Comparison of various biodegradable plastics

Below is a more detailed comparison of various types of biodegradable plastics, including information

about their source, biodegradability, characteristics, and common applications:

Biodegradable Plastic TypeSourceBiodegradabilityCharacteristics and Common Applications
Polylactic Acid (PLA)Cornstarch or sugarcaneBiodegradable under industrial composting conditions, slower in natural environments– Transparent and rigid – Used in food packaging, disposable cutlery, food containers – May not be suitable for high-heat applications due to low melting point
Polyhydroxyalkanoates (PHA)Produced by microorganismsCompletely biodegradable in various environments– Versatile and adaptable – Used in biodegradable packaging, agricultural films, medical products – Can replace conventional plastics in various applications
Polybutylene Adipate Terephthalate (PBAT)Typically synthesized from petroleum-based materialsBiodegradable under industrial composting conditions– Flexible and durable – Blended with other biodegradable plastics for improved properties – Used in biodegradable packaging materials
Starch-Based Biodegradable PlasticsDerived from starch (e.g., corn or potatoes)Biodegradable under industrial composting conditions– Good moisture resistance – Used in disposable cutlery, bags, packaging materials – Generally more affordable than some other biodegradable plastics
PHA BlendsBlends of PHA and other biodegradable or traditional plasticsBiodegradability depends on the specific blend– Varied properties depending on the blend – Suitable for various applications combining different biodegradable plastic characteristics
Oxo-Biodegradable PlasticsTraditional plastics with additives promoting fragmentationFragments into smaller pieces, raising concerns about microplastics– Fragments when exposed to environmental stress – Used in bags and packaging materials in regions with legal requirements – Some controversy due to microplastic issues
biodegradable Future additiveorganic compounds used to treat synthetic polymerscomplete Biodegradability of polymer chain by microorganisms in specific environments
-Flexible, Durable, Versatile, adaptable, and used as biodegradable packaging material. It also has good moisture resistance.

Why Oxo-biodegradable plastic is awful and banned in the EU.

Oxo-biodegradable plastic is a type of plastic that has been treated with additives to accelerate the degradation process when exposed to environmental conditions, such as heat and light. However, the use and promotion of oxo-biodegradable plastic have been met with controversy and have led to its restriction in some regions, including the European Union. Here is a comparison chart highlighting some of the reasons why oxo-biodegradable plastic is considered problematic and banned in the EU:

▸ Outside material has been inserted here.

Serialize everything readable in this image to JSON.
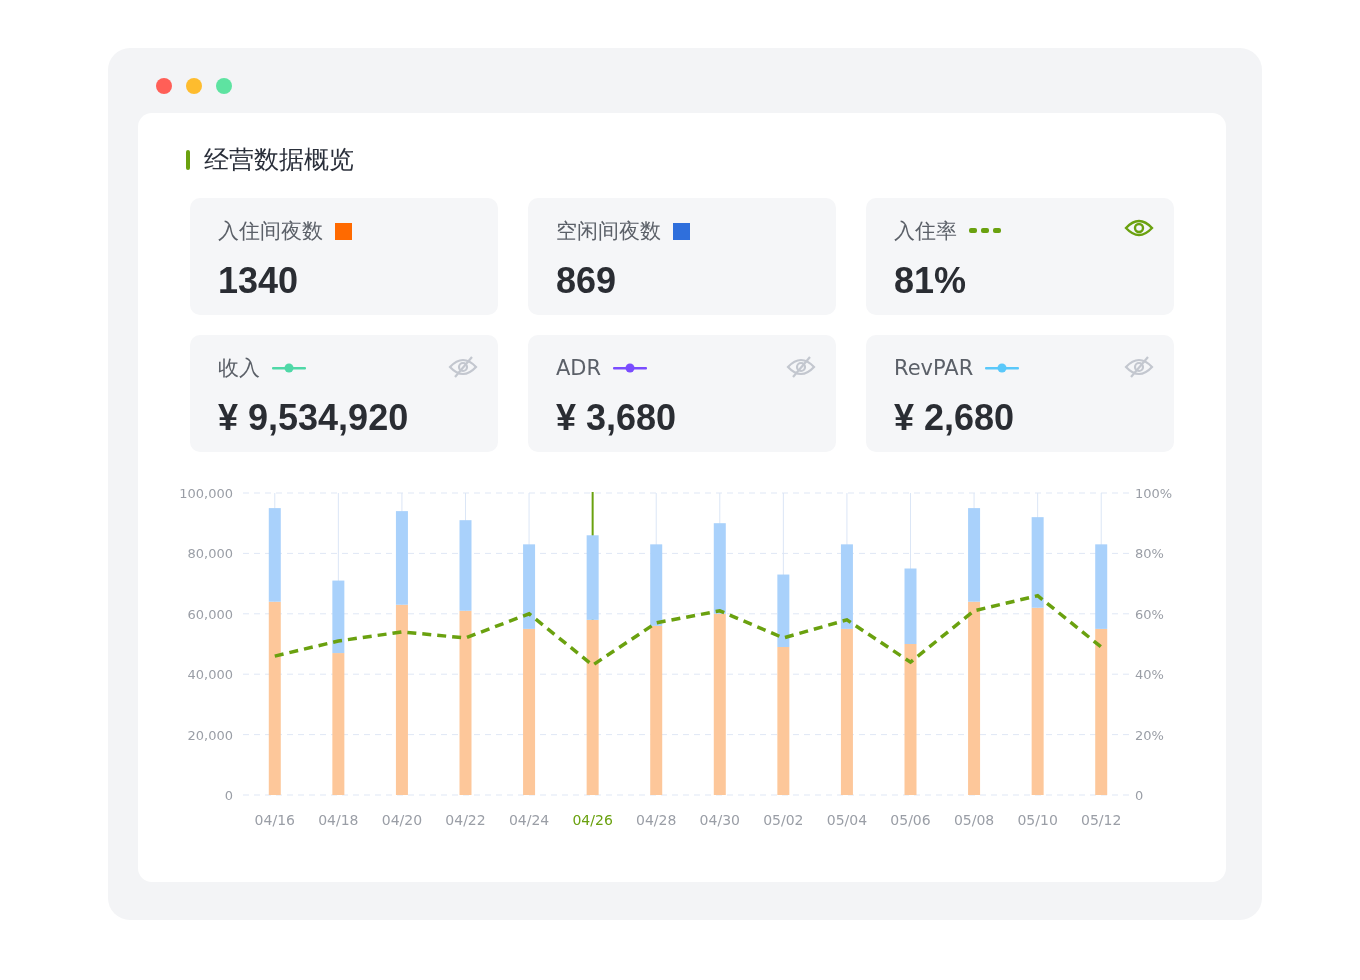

AspectOxo-Biodegradable PlasticEU Ban and Concerns
DegradabilityClaimed to degrade into smaller fragmentsConcerns about incomplete degradation and microplastic pollution.
Environmental ImpactMay contribute to microplastic pollutionMicroplastics harm ecosystems and aquatic life.
Recycling CompatibilityInterferes with traditional recycling streamsDisrupts established recycling systems.
Regulatory ConcernsBanned in the EU for certain usesConcerns about false environmental claims and misleading consumers.
Lack of Proven BenefitsLimited scientific evidence of significant environmental benefitsScepticism regarding effectiveness.
Ambiguity in ClaimsMay mislead consumers into thinking it’s an eco-friendly solutionConcerns about greenwashing.
Alternatives AvailableEco-friendly alternatives like compostable plasticsSafer options exist for reducing plastic pollution.
Potential for Toxic ResiduesConcerns about the toxicity of degraded plastic residuesHealth and environmental risks.

It’s important to note that the EU has taken steps to restrict the use of oxo-biodegradable plastic because it may not deliver the environmental benefits it claims while posing potential risks to ecosystems and recycling systems. As a result, the use of oxo-biodegradable plastic is not recommended in the European Union.

Oxo-biodegradables are currently outlawed in most Western regions, including the EU and US, and critics accuse Western companies of continuing to peddle PAC plastics to profiteer from largely uninformed, undeveloped and vulnerable nations where legislation has yet to be enforced